His partner Jason, a close friend of mine, waited desperately for him to come home. He waited weeks. He waited months. It’s now been nearly three years. When someone you love goes missing, at what stage do you accept they may not return? In an emotional sense, I’m not sure it’s ever possible.
But in a practical or legal sense – how do you deal with their absence? When do you pack away their belongings, shut their accounts and try to move forward? I watched Jason, wracked with guilt, forced to make decisions most of us would never imagine having to make. If he relocated to a new home, would that be like giving up on finding Attila? What if Attila returned home one day and found he was no longer living there?
When Wollongong police went searching in bushland, we knew they were searching for a body. They never found one. Working in a newsroom, this is often on my mind. With every police media release that drops into my inbox saying a body has been found in that area, my stomach lurches. I wonder if the day has arrived.
And I now notice all the media releases saying "missing person". There seem to be so many. Each time I receive one, the memories come flooding back. The gut-wrenching image of Attila’s car sitting abandoned at the side of the road. I wonder if we could have done more to find him? Could this have been prevented? Will we ever know what happened?
There are nice memories too. His cheeky jokes, his gentle nature. The adorable nerdy streak that Jason so fondly teased him over. The time they came to visit me in Sydney and he hid a beautiful Zumbo cake in my fridge, trying to quickly leave for the airport before I found it.
I don’t want to paint myself as a key player in this awful tale. Far from it. I’m a friend who watched from the sidelines, sometimes at a great distance. I can only begin to imagine how Attila’s family and closest friends must feel each day. An inquest was recently held into his disappearance and the coroner found there wasn’t enough evidence to conclude he had died. The case has been returned to the Missing Persons Unit.

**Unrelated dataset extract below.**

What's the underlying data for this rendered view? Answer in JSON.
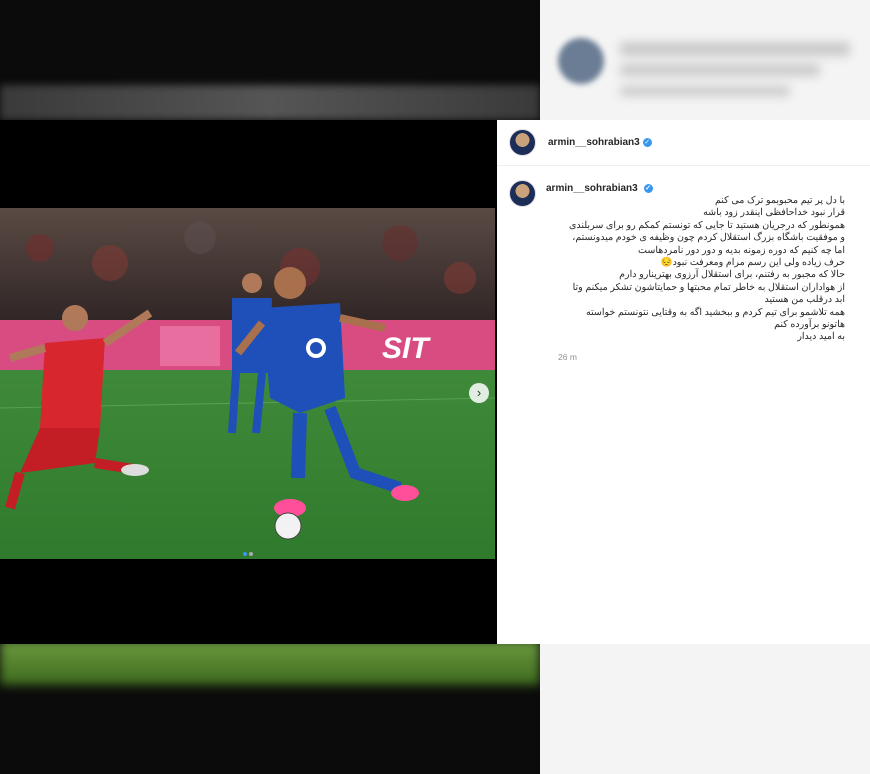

I’m sharing this story because it’s National Missing Persons Week. I have access to an audience and I hope this story can somehow be of use to someone else. There are 38,000 people reported missing each year and they go missing for many different reasons. Sometimes they don’t get a say in it, and sometimes they do.
I believe Attila vanished because he was struggling with mental illness. If I could do things over, I’d pay closer attention to the warning signs. And maybe this will make others do the same with their loved ones. These days, I also pay much closer attention to missing person notices. They used to fade into the background, black and white photocopies blending into bus shelters and supermarket pin boards. I’ve now come to realise that behind each dated photo or grainy face is somebody waiting for them to come home.
Or at the very least, waiting to find out why they may not.
Visit the Missing Persons website to find out more.